Last week we kicked off our certification series by looking at the CFE for those of you interested in becoming numbers sleuths that also have the figurative iron-clad stones that Sam Antar insists are imperative for any CFE.
This week we look at the Certified Management Accountant (“CMA”) credential and while it’s probably not as sexy as the CFE, a lot of you may want to consider the CMA if you see yourself spending a good portion of your career working as an in-house accountant or finance pro.
The credential is administered by the Institute of Management Accountants whose website states that “85% owork inside organizations, where expertise in decision support, planning, and control over value-adding operations are crucial elements of operational success,” and boasts 60,000 members worldwide.
Here’s the rundown on the CMA:
You can meet the education requirement by verifying that you have a bachelor’s degree from an accredited college or university or that you have a professional qualification, such as a CPA (here’s a partial list of global certifications that qualify).
The professional requirement for the CMA is two continuous years of experience in management accounting or financial management. This can be completed prior to the application or within two years of passing the CMA exam. The website states that, “Qualifying experience consists of positions requiring judgments regularly made employing the principles of management accounting and financial management.”
There is a long list of experience that will satisfy this requirement including financial analysis, budget preparation, management information system analysis, financial management, management accounting, auditing in government, finance or industry, management consulting, auditing in public accounting, research, teaching or consulting related to management accounting or financial management.
The CMA Exam is currently transitioning from a four-part format to a two-part format. The two-part format rolls out on May 1st but testing of the four-part format will be available through December 31, 2010. The new format will focus on financial planning, analysis, control, and decision support. The two four hour exams consist of 100 multiple choice questions and two 30 minute essay questions.
Part 1 breaks down like this:
Planning, Budgeting and Forecasting (30%)
Performance Management (25%)
Cost Management (25%)
Internal Controls (15%)
Professional Ethics (5%)
And Part 2:
Financial Statement Analysis (25%)
Corporate Finance (25%)
Decision Analysis and Risk Management (25%)
Investment Decisions (20%)
Professional Ethics (5%)
There’s a lot of information on the new exam format including fees, testing windows, and more that can be seen here.
After certification, you are required to complete 30 hours of CPE annually, of which, 2 hours are required to be in ethics.
Many CMAs work in budgeting, financial planning, cost accounting, performance evaluation, asset management and other various capacities. The work often times result in internal reports that will help management make prudent decisions rather than just taking wild stabs at running their respective companies. So it goes without saying that this is important stuff.
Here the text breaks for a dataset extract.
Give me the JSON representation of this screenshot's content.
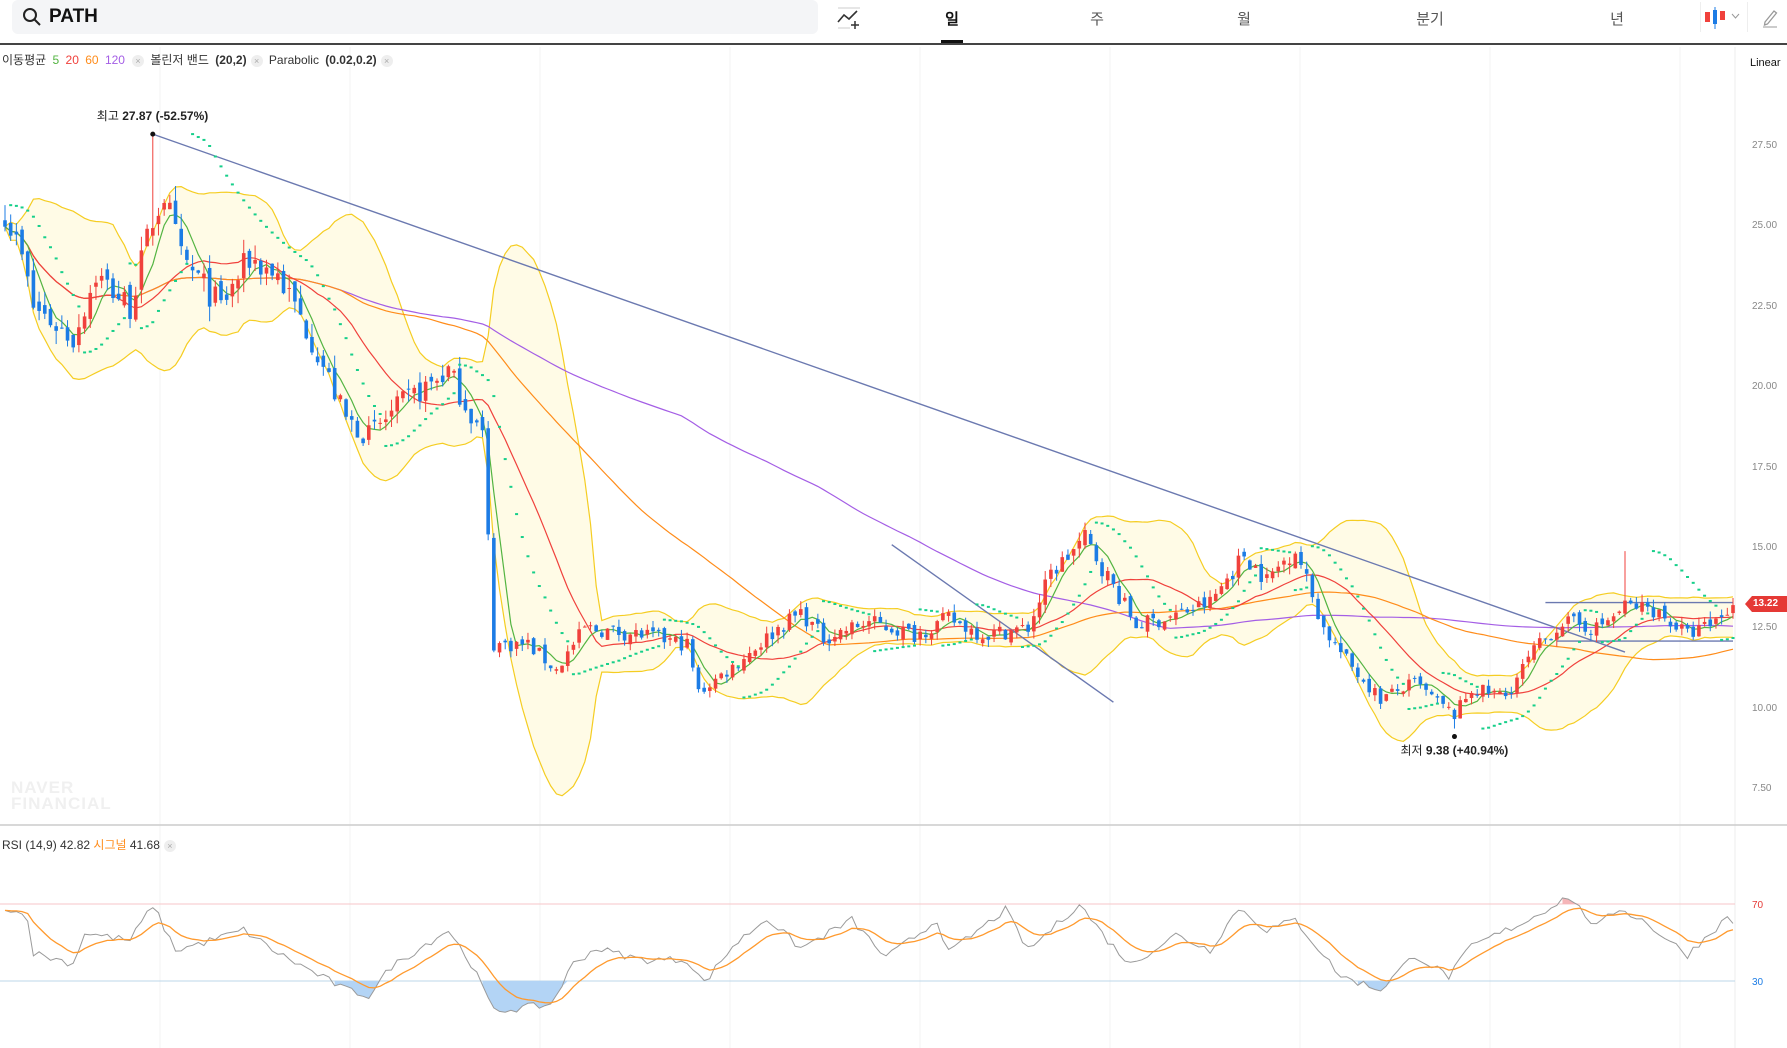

For those of you still working in the public realm, you can get benefits out of a CMA too. Our favorite Exuberant Accountant, Scott Heintzelman, has a CMA and he told us that it helps him better understand the needs of his manufacturing clients, “I had a bunch of clients in the manufacturing space and many of the controllers were CMA’s. I thought taking the time to get this certification would give me more creditability with this group…it helped me gain more manufacturing clients as they saw me as one of them, not just a CPA.”
Compensation and Other Benefits
According to the IMA’s most recent survey, CMAs earn 24-31% more than their non-certified colleagues. Those surveyed that have both a CMA and a CPA have even higher salaries. Now, we know what that you’re hung up on money but there are some other advantages too.
According to Scott, “Partners then had this belief [then] that the CMA was a brutal test (and it was). So a year later I started the process and actually was fortunate to pass the entire test on the first attempt. I had also passed the CPA exam on the first attempt a year earlier and so my partners suddenly thought I was some super smart young accountant and many believed I was ‘fast tracked’ to partner. I believe I just worked my butt off to learn that stuff, but none the less several of my partners looked at me differently. A very key moment in my young career.”